I was going through the documentation of the system call
wait4() and in its man page it is written
These functions are obsolete; use
waitid(2)in new programs.
So, I went through the documentation of
waitpid() and I saw that there is a difference between the two.
waitpid() does the same things as
wait4(), according to the man page,
additionally return resource usage information about the child in the structure pointed to by
The two system calls are defined as follows
pid_t wait4(pid_t pid, int *status, int options, struct rusage *rusage); pid_t waitpid(pid_t pid, int *status, int options);
Now, I also read that there is a another system call that does that extra job of getting the
rusage of the child and that is
So, I can understand that what
wait4() could do, one can do the same thing by using a combination of
But, what I am not understanding is, there is always a strong reason for making a system call obsolete. But in this case it feels that the functionality has been split.
getrusage(), I have to check the return values twice, which was not the case for

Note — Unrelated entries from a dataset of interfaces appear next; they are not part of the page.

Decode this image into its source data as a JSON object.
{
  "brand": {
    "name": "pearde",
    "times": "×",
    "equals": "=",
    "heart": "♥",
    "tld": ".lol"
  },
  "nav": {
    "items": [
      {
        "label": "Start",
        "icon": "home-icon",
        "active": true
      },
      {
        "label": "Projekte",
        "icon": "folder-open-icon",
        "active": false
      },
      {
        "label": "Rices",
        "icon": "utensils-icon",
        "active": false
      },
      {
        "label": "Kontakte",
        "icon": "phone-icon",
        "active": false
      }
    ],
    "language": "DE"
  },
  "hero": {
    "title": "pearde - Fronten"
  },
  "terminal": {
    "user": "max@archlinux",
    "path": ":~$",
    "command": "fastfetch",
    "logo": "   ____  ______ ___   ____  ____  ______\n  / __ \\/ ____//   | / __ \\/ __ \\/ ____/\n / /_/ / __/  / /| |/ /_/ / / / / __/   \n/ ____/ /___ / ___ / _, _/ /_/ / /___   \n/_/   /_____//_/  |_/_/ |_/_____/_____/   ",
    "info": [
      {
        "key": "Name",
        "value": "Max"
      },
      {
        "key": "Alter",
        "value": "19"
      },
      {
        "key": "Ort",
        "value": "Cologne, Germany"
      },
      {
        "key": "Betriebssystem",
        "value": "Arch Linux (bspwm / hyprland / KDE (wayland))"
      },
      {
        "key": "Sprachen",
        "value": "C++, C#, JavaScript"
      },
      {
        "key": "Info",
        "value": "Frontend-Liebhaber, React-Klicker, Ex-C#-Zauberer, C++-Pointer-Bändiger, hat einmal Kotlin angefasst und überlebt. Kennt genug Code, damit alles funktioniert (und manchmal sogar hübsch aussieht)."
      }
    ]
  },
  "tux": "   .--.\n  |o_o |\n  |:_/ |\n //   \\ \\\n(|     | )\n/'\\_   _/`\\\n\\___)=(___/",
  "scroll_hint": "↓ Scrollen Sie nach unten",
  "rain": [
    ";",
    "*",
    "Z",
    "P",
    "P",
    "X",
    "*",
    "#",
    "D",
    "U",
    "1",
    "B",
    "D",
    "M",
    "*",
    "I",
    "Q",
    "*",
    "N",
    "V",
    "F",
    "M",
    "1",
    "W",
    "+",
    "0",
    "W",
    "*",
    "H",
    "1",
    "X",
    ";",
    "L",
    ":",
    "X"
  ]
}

rusageof a specific child, but
rusageof all its children together (if used with
RUSAGE_CHILDREN). That sounds like extra overhead if there are more then few child processes.
wait4() made obsolete? It seems like it made things harder.
It is a matter of standardization and history.
wait4 is a 4.3BSD system call, but POSIX.1 retained
Taken from http://pubs.opengroup.org/onlinepubs/009695399/functions/wait.html:
The waitpid() function shall be equivalent to wait() if the pid argument is (pid_t)-1 and the options argument is 0. Otherwise, its behavior shall be modified by the values of the pid and options arguments
so the waitpid() function is provided for three reasons:
To support job control To permit a non-blocking version of the wait() function To permit a library routine, such as system() or pclose(), to wait for its children without interfering with other terminated children for which the process has not waited
And it also include all previous abilities of wait() as explained